xxxxxTowards the end of the eleventh century, however, all this changed. The Seljuk Turks, ardent Muslims, began to move southwards into Asia Minor. In 1071 (W1), they defeated the Byzantines at the Battle of Manzikert and, sweeping into Palestine, overpowered the Saracens and took control of Jerusalem. Thenxin 1085, under their leader Malik Shah, they seized the port of Antioch and began blocking the routes whereby Christians made their way to the Holy City. Pilgrims themselves were ill-
xxxxxThe Pope's plea for armed intervention aroused a colossal response. People from all walks of life flocked to the banner of Christ, bearing the red cross which symbolised the crucified Christ and -
xxxxxThe Crusade was made up of two forces.
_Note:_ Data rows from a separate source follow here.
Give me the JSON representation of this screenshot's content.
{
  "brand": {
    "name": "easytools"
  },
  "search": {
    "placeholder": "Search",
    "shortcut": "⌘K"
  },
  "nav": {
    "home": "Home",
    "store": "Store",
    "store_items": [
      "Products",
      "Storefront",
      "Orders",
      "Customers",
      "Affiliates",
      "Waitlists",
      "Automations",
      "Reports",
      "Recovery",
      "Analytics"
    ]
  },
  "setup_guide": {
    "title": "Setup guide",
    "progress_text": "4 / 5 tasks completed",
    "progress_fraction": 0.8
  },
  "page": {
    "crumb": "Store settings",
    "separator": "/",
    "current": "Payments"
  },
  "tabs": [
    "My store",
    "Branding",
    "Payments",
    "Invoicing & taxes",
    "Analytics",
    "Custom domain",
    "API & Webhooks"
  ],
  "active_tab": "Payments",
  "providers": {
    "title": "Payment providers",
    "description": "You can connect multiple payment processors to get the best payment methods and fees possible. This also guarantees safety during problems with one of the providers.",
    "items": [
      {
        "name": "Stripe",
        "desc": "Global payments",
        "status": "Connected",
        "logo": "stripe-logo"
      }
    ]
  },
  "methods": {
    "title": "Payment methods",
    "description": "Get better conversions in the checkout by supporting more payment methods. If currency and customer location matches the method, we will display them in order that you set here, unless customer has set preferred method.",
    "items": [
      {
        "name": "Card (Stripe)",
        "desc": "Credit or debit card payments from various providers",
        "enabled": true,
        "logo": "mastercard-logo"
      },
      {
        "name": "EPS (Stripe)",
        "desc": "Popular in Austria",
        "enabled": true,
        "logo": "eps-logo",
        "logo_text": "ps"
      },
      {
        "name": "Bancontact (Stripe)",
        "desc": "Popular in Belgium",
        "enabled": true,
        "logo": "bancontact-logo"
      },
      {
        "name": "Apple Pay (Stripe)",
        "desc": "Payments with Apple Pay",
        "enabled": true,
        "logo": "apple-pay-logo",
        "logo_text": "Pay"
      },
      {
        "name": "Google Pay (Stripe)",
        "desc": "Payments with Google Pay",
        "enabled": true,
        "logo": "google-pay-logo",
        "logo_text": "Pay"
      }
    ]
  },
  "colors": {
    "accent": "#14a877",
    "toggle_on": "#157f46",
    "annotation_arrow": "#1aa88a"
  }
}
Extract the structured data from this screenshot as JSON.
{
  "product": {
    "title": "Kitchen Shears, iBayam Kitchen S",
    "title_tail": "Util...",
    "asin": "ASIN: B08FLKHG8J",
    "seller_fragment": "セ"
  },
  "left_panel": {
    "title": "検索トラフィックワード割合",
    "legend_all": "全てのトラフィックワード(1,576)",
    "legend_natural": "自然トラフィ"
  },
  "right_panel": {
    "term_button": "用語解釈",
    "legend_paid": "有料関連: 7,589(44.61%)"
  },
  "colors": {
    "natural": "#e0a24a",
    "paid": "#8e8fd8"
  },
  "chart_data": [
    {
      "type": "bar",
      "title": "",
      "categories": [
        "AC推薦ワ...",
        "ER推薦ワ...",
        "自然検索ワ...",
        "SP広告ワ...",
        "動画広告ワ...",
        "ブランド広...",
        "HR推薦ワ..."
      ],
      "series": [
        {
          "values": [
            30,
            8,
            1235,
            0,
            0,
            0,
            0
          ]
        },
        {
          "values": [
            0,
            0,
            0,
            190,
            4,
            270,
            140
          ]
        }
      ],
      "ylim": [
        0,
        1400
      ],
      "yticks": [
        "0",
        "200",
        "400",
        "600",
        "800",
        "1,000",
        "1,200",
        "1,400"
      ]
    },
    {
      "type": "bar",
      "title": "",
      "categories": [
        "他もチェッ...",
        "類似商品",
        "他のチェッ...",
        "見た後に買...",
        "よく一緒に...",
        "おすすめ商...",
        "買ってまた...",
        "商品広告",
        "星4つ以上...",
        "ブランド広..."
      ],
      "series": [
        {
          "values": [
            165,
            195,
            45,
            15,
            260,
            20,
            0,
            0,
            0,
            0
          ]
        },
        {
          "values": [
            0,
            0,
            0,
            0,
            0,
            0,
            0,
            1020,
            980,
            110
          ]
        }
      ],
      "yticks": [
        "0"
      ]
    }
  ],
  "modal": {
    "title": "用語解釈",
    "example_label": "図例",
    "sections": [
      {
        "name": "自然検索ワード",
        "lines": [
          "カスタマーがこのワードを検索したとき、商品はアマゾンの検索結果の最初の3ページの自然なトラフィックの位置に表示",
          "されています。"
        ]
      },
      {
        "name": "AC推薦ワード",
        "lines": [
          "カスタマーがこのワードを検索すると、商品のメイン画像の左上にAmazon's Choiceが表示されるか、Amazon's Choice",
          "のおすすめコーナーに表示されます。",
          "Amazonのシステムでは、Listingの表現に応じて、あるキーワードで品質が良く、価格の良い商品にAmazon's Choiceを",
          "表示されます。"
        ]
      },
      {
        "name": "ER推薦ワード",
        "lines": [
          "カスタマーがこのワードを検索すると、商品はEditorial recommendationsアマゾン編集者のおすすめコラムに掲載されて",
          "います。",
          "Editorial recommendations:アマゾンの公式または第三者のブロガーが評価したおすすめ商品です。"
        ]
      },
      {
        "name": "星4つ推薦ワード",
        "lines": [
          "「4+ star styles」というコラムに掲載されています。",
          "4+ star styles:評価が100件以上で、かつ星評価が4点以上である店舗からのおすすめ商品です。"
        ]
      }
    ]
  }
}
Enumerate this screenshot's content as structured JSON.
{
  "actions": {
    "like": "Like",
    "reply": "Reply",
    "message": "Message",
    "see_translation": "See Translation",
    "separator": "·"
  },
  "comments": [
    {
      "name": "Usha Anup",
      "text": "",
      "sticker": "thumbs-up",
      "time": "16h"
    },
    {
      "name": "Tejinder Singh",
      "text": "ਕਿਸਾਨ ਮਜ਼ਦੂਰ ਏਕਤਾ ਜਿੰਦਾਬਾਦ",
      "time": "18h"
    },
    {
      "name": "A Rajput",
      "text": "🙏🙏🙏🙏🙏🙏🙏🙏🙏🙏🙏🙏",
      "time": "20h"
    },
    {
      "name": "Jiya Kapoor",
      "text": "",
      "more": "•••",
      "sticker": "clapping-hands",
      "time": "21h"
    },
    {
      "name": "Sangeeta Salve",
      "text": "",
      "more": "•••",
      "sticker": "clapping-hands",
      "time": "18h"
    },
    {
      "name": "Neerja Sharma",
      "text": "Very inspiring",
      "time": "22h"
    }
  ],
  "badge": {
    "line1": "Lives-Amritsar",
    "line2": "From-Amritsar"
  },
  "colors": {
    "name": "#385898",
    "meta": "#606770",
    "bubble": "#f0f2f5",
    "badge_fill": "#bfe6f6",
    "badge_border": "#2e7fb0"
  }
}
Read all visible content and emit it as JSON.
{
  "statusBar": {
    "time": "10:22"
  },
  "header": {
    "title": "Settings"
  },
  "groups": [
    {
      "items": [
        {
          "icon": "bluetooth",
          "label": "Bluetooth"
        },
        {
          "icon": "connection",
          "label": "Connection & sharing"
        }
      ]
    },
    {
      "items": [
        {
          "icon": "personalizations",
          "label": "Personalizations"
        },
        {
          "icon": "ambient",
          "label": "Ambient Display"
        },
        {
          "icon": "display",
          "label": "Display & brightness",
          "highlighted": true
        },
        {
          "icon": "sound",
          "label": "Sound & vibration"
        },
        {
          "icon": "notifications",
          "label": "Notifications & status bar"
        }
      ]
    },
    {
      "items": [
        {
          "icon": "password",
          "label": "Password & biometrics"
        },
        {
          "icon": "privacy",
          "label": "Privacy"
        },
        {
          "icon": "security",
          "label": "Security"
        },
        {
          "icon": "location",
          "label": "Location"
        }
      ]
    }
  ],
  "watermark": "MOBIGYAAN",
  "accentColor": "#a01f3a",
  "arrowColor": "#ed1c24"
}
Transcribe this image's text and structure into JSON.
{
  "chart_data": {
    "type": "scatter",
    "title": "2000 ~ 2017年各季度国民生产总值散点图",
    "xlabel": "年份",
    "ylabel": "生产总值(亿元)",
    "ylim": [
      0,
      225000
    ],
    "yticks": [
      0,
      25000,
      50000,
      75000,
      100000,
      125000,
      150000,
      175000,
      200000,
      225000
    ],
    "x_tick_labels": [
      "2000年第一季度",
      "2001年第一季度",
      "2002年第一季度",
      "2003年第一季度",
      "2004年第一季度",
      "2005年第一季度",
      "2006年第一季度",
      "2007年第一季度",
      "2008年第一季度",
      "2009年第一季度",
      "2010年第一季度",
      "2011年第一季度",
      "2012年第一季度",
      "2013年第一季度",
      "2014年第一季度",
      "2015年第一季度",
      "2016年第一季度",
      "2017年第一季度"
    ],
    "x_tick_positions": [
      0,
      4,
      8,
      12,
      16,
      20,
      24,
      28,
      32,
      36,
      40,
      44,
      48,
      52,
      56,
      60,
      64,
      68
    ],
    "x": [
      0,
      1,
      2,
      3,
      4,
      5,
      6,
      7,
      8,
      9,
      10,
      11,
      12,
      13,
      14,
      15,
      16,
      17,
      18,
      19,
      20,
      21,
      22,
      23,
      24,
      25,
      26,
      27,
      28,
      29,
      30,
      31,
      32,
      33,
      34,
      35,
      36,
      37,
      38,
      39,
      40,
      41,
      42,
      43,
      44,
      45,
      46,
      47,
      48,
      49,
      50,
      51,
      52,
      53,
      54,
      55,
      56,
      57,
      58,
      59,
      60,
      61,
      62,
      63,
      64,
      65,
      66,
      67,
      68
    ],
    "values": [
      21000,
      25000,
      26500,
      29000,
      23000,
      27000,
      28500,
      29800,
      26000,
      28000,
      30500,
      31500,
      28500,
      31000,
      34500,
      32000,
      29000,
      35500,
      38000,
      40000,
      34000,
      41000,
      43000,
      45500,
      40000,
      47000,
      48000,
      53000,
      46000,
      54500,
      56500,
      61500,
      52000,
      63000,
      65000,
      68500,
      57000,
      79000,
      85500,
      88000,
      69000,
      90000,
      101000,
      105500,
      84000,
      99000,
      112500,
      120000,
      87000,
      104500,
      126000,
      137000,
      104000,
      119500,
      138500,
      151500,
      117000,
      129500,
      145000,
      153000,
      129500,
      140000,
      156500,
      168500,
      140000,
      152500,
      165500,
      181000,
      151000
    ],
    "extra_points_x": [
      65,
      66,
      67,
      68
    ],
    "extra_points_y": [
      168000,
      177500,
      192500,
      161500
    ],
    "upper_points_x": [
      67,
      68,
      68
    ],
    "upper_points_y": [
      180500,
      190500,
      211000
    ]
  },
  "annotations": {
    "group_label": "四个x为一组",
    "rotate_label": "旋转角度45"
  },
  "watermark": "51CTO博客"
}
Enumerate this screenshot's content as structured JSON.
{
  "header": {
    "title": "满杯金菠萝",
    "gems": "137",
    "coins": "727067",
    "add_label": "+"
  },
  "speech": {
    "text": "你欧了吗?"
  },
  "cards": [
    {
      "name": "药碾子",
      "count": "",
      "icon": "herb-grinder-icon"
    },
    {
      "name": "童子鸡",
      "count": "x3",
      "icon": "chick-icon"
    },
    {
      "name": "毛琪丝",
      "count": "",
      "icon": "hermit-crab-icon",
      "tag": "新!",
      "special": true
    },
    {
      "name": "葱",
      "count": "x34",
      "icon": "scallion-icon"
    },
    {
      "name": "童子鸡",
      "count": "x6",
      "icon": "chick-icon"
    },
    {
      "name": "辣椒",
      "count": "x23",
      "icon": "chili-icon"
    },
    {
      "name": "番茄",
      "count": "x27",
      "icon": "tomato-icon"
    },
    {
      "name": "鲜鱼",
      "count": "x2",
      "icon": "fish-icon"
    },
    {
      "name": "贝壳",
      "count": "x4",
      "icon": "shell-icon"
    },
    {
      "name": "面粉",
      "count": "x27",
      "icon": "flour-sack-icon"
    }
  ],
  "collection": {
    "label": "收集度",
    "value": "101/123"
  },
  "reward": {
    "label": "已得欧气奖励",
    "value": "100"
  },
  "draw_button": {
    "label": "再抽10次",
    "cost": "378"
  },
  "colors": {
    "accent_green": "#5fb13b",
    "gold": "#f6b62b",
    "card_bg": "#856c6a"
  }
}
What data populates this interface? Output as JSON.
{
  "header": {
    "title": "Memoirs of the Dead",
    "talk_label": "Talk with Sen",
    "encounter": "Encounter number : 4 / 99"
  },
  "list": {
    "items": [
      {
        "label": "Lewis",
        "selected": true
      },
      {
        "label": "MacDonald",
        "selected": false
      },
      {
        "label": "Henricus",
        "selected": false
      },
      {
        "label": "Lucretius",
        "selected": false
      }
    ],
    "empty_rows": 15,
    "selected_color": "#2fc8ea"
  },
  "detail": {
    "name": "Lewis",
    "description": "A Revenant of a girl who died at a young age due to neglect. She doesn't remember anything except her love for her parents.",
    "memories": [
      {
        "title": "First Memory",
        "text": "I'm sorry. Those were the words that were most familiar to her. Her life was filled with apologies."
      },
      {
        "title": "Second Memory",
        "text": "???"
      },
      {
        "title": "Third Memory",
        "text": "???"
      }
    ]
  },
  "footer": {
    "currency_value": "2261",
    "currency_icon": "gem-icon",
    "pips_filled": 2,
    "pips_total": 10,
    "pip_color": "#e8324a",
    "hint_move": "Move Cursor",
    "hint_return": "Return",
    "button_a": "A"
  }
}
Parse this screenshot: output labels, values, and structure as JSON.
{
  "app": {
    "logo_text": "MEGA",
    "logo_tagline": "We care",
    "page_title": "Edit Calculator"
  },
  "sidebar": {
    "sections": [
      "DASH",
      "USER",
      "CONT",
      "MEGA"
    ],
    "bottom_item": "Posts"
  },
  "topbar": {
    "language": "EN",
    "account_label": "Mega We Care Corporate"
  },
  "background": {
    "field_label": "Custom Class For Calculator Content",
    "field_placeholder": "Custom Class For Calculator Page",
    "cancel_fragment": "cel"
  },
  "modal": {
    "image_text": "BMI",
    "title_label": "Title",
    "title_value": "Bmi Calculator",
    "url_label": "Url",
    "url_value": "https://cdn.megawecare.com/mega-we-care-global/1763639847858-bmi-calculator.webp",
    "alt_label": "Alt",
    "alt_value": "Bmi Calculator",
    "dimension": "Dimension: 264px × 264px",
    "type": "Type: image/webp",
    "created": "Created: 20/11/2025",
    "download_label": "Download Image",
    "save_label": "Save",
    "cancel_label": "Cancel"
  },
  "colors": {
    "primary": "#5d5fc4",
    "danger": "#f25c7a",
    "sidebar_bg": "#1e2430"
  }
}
The first was nothing short of a rabble and came to be known as the People's Crusade. Little prepared, if at all, for the long journey they faced and the enemy they were to meet, this mob was mostly made up of peasants and vagabonds who had never been outside their feudal homesteads but had been persuaded to take up arms -
xxxxxThexsecond force was a well organised army by the standards of the day, well equipped and led by many European princes, including Robert Duke of Normandy, son of William the Conqueror, and Godfrey de Bouillon, Duke of Lower Lorraine. It arrived at Constantinople in 1097 and was soon embarked on a series of savage battles. It took Antioch in 1098, and then in July of the following year, after a siege lasting a month, captured its greatest prize, the Holy City of Jerusalem. A new kingdom was formed known as the Kingdom of Jerusalem and Duke Godfrey became its first leader with the title Defender of the Holy Sepulchre. It must then have seemed that the battle against the Infidel was over, but, in fact, as we shall see (1147 ST), this Crusade was to be but the first of many despatched over the next 200 years. The Saracens were not to be that easily dislodged from the Christian lands of the Middle East and their own sacred city of Jerusalem.
Crusade: medieval illustration, artist unknown. Urban II: illustration from The Lives and Times of the Popes by the French diplomat and historian Artaud de Montor (1772-